Before we even begin comparing Sandoval to other potential free-agent third basemen, it is imperative that we acknowledge the Red Sox’ internal options for next season. To start, there’s Will Middlebrooks, a now-26 year-old, who has lost the ability to hit altogether, on top of sub-par defense. How much longer can Ben Cherington and Co. really be hung onto the fallacy that he will revert to his 2012-self? Hopefully not much longer.

Then, there is touted prospect Garin Cecchini who compiled an outstanding 131 wRC+ in his first and only month (so far) in the big-leagues. His minor-league track record is sterling, sans a blip in his performance in Triple-A Pawtucket this year, and you have to believe Boston will use him in some advantageous fashion in ’15 whether it be indirectly (trade) or directly.

Finally, there’s Brock Holt. He had a surprisingly delightful season this year, but his September drop-off makes him a dubious case to occupy a starting position next year.

Middlebrooks, one has to surmise, will not be on the roster next year. Yet Cecchini and Holt will be pending an unforeseen trade. Now, let’s delve into Boston’s external options, including and starting with Sandoval, for next season.

The hefty third basemen’s offense has been gradually declining each year: .909 OPS in ’11, .789 OPS in ’12, .758 OPS in ’13, and .739 OPS in ’14. He’s still an above-average offensive player in a tough hitters’ park, and, according to the metrics, holds the position down well. All said, he’s a pretty good gamble, but probably not a $100 million one.

Other market-sensible options include Chase Headley, Hanley Ramirez, and maybe Aramis Ramirez. Aramis has a mutual option in ’15, and even if it isn’t exercised the guy is entering his age-37 season. Hanley, on the other hand, can hit but is almost certainly too expensive for the Red Sox’ taste.

Finally, Headley is an intriguing case; he is a stud with the glove and has shown he can handle the stick in the past. In fact, Headley has amassed a 15.2 fWAR the past three seasons, whereas Sandoval has a 7.9 fWAR in that same time-span.

To me, there’s three sensible things the Red Sox could do: 1. Sign Headley to a multi-year deal 2. Sign Sandoval to a multi-year deal or 3. Find a capable right-handed hitting complement for Cecchini. Wedged in the middle, the signing of Sandoval, seems to be the most-favored among Red Sox fans; however, the Headley signing and Cecchini complement seem to be the most wise from an economic standpoint. With that said, the Red Sox seemed to make conservative and financially-restrained moves last off-season; and how did that work out?

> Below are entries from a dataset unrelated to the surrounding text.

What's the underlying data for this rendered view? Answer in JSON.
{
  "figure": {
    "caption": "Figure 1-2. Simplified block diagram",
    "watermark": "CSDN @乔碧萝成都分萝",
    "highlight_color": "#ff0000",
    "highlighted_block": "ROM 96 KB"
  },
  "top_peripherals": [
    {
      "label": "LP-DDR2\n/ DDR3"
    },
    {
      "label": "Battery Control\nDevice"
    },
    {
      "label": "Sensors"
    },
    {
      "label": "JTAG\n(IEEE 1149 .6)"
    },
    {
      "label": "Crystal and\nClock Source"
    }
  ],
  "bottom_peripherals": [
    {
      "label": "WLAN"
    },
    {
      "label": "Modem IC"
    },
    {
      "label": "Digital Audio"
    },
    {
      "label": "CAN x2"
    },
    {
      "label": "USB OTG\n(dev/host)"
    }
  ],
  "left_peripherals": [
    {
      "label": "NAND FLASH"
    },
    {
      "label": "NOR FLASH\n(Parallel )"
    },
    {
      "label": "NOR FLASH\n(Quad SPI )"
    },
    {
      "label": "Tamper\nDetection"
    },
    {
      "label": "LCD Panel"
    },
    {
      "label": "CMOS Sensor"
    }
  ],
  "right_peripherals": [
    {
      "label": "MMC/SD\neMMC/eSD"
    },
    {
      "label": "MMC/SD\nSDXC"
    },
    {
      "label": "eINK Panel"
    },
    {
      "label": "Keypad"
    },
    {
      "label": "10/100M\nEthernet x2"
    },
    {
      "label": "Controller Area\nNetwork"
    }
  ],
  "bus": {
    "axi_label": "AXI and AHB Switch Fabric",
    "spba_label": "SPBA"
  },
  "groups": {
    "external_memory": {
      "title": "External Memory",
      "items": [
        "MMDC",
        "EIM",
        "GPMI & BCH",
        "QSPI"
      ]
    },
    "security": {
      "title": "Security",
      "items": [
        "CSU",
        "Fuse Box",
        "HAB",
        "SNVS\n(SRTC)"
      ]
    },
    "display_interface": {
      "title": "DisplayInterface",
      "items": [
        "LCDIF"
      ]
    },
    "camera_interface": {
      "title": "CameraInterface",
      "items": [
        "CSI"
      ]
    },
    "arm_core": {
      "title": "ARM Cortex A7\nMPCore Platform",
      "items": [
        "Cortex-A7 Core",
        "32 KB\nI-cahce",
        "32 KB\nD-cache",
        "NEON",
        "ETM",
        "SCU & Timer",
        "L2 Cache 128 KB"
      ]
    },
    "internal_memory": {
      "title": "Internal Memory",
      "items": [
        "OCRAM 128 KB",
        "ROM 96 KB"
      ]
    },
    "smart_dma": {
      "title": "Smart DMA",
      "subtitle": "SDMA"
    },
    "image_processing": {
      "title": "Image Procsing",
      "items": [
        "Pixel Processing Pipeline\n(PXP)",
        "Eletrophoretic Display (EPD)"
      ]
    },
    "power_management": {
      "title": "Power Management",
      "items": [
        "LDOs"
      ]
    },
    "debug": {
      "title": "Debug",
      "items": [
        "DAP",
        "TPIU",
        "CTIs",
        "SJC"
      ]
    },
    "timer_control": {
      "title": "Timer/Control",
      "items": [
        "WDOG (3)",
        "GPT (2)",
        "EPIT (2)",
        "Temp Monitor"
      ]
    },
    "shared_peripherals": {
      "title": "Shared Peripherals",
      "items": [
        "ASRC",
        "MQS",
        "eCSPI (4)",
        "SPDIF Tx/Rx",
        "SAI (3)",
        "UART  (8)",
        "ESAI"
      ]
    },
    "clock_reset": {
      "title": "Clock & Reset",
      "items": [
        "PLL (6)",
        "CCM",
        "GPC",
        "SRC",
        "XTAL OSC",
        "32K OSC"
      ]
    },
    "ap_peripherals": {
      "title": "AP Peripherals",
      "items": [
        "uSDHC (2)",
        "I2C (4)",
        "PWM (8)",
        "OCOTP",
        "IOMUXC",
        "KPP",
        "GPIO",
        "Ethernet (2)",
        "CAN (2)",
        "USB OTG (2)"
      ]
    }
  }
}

Will Middlebrooks Struggling Since Callup

Will MiddlebrooksSure, it’s only 12 been games since Will Middlebrooks was activated on August 1, but the third baseman has yet to hit a home run or show any sort of power since making his return to the Boston Red Sox after fracturing a finger in his right hand in May.

With players like Garin Cecchini and even Brock Holt waiting in the wings, Middlebrooks really needs to start showing signs of improvement at the plate.

In 41 at-bats entering August 18, the 26-year-old has hit .171 with a .220 slugging percentage and a .209 OBP. The .429 OPS is the worst among players on the team with the same amount of games/at-bats since the All-Star break.

The 10 strikeouts to two walks is right around his career average, but Middlebrooks has really been better at putting together good at-bats by taking pitches he used to swing at. He may be swinging through a lot of fastballs in the zone that he used to crush, but eventually those balls should be flying off his bat.

The plate approach is one sign that he is working on becoming a better overall hitter all while dealing with swelling and pain in the same fractured finger.

With six weeks left in the season, Middlebrooks needs to just show the Red Sox he can stay healthy while also being a power source towards the bottom of the lineup. If that means still striking out at a high rate and having a batting average that isn’t something to write home about, then the team should be all for it, especially if he keeps the long at-bats going.

The pop will eventually come for the right-handed slugger and once he hits his first since his activation more should come. First he has to show that he can stay on the field for an extended period of time.